Ancient coins

Griechen, Thrakien /Maroneia Stater um 346–347Attika/Athen Tetrachdrachme um 440

Greeks, Thrakien /Maroneia Stater about 346–347 (left); Greeks, Attika/Athen Tetrachdrachme about 440 (right)

The coin, that small and handy piece of precious metal with a portrayal was created in the 7th century BC in southwest Asia Minor. The coin depiction was, similar to the hallmarks on articles of precious metal still in use today, a guarantee stamp for weight and fineness. Within a century, this epochal economic innovation spread across the whole Greek world and its colonies.

Today's collector is fascinated by the multiple themes and depictions. This is due to the autonomy of the Greek city-states that found its expression on their coin depictions. The plants, fruits, animals, cult objects, river gods and nymphs must be seen in relation to the great Olympic deities or local cults. The message of the coins in the 6th-4th century BC is of a religious source. Portraits of living rulers on coins, as later come in coinage of 2000 years, begins in the course of the ruler cult formed by the successors of Alexander the Great.

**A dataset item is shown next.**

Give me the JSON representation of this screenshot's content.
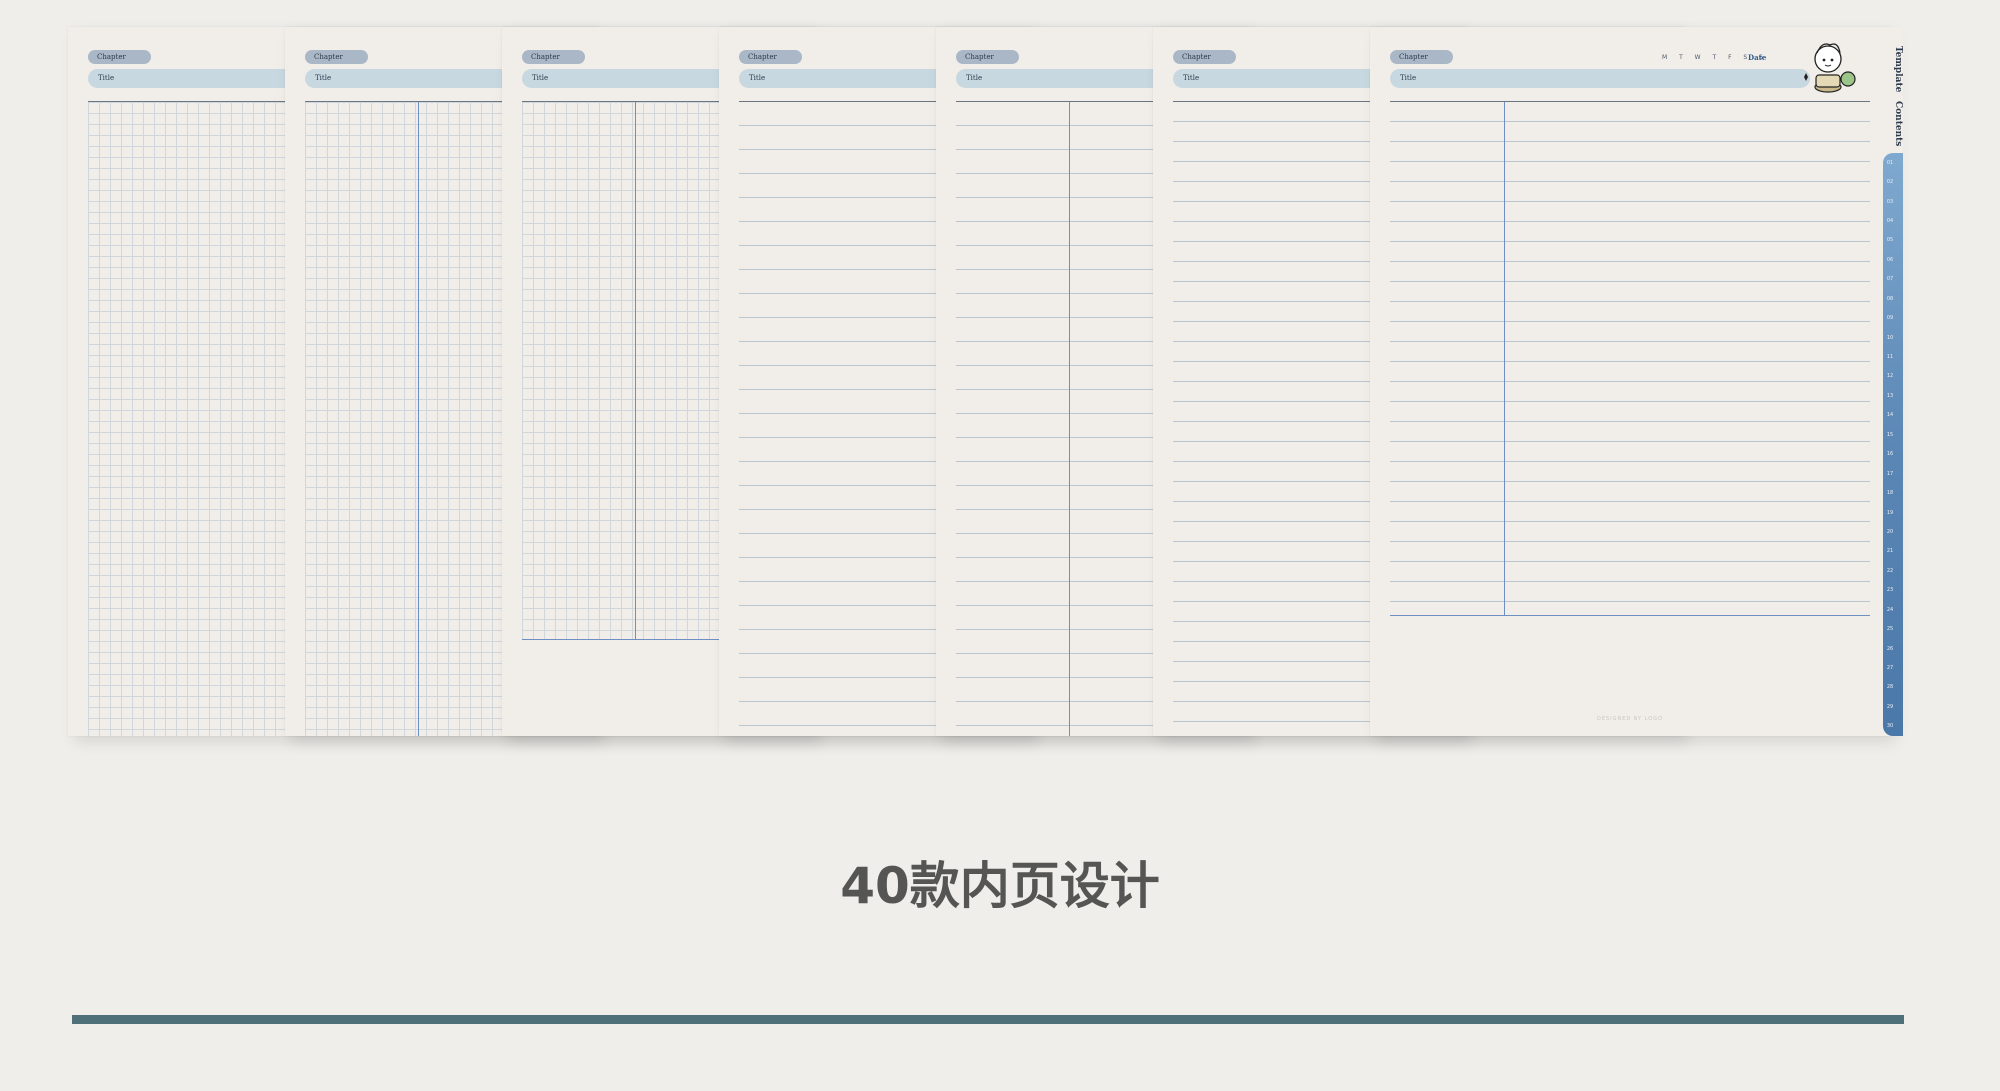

Griechen, Lukanien/Metapont Nomos 4. Jh. v. Chr. Griechen, Bruttium/Kroton Nomos 5./4. Jh. v. Chr.Kelten, Britannien Goldstater um 40/20 v. Chr./Pferd

Greeks, Lukanien/Metapont Nomos 4th century BC (left); Greeks, Bruttium/Kroton Nomos 5th/4th century BC (middle); Celtics, Britannien Goldstater about 40/20 BC/Horse (right)

In the last two centuries BC , the Celtic tribes in the West (Gaiul, Britain) and East (Danube area) begin their own coinage and change the classic models in a fantastic way.

Rome and the middle Italian countryside developed a coinage in the 4th century BC based on a system of cast copper. Coinage struck in gold, silver and bronze develops only after direct contact with the Greek cities in southern Italy and the Punic Wars in the 3rd century BC.

röm. Kaiserreich, Traianus 98–117, Sesterz 106röm. Kaiserreich, Antoninus Pius 138–161, Aureus 152/53

roman empire, Traianus 98–117, Sesterz 106 (left); roman emipre, Antoninus Pius 138–161, Aureus 152/53 (right)

The coin series of the Roman Republic have been called a picture book of Roman history: the myth of the city's foundation, incidents from the city's history as well as realistic portraits of the "imperators" of the tome of the Civil Wars.

Byzanz, Solidus von Justinianus II, um 697/92

Byzanz, Solidus from Justinianus II, about 697/92

The coins of the Roman Empire fascinate most collectors through the portraits of the emperors and their wives. But the reverses too open us interesting areas of collecting: historical events, imperial propaganda, buildings and monuments. The coins of the later Empire from Diocletian on lose the distinct portraits of the rulers. The emperor as a type and symbol of might is shown and thus leads to the 1000 years of Byzantine coinage that was copied in many ways by the Orient and the Occident in the Middle Ages.